* _TASK INPUT_:
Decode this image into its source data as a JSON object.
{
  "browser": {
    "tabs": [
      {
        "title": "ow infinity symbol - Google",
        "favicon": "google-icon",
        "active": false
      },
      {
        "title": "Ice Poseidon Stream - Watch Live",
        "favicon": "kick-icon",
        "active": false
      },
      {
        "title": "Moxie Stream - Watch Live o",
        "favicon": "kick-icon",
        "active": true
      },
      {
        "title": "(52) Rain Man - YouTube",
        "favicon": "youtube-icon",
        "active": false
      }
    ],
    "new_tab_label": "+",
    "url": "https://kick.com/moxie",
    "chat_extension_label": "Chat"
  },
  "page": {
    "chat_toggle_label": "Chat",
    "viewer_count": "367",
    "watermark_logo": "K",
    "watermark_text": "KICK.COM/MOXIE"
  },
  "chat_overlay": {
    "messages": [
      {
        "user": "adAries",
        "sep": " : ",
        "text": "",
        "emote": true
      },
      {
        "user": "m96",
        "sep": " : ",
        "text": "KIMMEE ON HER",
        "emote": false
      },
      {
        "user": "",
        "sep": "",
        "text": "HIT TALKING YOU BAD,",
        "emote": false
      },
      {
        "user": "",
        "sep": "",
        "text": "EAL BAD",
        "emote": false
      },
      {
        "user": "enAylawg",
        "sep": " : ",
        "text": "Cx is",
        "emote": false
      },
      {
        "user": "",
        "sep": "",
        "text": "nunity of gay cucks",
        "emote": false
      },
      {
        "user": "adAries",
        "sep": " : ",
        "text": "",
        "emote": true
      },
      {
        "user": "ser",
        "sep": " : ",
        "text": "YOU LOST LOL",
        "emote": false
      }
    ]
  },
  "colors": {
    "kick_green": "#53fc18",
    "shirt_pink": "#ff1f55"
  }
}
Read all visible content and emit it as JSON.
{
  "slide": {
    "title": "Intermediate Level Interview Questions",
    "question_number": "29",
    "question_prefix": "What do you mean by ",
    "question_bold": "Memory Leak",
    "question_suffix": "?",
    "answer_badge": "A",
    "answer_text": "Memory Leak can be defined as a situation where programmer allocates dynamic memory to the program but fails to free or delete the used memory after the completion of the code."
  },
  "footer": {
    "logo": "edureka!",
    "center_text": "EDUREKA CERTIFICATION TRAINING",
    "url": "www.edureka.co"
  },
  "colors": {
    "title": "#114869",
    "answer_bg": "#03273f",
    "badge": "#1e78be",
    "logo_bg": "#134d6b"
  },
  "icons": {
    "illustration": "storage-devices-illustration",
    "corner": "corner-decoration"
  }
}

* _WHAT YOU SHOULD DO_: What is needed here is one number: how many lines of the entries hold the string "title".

* _OUTPUT OF THE EXERCISE_: 6